▶ Exercise objective
Go through the data below line by line and report how many lines contain "total", giving only that figure.

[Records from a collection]
-- Opening Marker --

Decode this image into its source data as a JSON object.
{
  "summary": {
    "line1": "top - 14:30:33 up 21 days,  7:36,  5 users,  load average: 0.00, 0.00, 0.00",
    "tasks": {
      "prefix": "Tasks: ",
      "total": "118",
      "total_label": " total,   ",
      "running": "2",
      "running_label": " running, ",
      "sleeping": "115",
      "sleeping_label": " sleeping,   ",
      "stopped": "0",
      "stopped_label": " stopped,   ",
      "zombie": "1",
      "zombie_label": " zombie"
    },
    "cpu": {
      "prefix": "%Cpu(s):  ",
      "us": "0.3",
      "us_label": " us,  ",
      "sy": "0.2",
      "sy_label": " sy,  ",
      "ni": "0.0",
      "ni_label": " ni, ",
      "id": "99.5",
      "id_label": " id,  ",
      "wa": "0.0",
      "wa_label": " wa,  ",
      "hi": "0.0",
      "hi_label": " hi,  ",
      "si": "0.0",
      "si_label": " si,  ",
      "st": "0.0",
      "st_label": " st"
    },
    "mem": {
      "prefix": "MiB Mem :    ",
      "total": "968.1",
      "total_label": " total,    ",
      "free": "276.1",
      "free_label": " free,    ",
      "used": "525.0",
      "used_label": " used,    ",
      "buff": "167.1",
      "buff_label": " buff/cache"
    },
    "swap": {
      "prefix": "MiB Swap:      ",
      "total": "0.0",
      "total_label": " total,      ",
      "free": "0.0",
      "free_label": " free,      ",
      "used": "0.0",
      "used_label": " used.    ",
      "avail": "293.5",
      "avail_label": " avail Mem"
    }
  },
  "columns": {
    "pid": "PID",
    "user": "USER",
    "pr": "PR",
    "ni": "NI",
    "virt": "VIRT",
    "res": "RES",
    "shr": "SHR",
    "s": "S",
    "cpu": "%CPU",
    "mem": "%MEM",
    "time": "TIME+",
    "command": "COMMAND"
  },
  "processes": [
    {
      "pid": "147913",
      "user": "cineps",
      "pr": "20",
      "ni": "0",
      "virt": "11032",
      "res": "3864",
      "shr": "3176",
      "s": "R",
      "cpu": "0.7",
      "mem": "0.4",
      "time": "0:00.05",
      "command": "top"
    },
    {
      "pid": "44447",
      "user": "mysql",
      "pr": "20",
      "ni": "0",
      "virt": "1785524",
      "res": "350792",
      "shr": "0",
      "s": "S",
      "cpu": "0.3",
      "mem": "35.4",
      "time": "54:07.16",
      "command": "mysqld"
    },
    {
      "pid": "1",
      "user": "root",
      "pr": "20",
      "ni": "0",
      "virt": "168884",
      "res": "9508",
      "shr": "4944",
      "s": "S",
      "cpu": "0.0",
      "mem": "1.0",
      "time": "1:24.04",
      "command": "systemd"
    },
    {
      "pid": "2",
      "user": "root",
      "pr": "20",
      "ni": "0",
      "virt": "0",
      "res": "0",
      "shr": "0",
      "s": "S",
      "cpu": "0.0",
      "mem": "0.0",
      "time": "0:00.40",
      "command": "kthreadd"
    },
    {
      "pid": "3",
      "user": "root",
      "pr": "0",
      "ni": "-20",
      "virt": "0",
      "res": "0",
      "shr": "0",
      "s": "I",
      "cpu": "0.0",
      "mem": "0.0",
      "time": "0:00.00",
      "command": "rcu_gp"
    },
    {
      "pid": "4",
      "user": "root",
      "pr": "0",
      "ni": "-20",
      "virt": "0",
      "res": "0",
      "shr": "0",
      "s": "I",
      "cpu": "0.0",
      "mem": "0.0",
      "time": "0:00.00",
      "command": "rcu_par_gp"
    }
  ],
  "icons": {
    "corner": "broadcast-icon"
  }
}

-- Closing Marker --

▶ Output for this task
6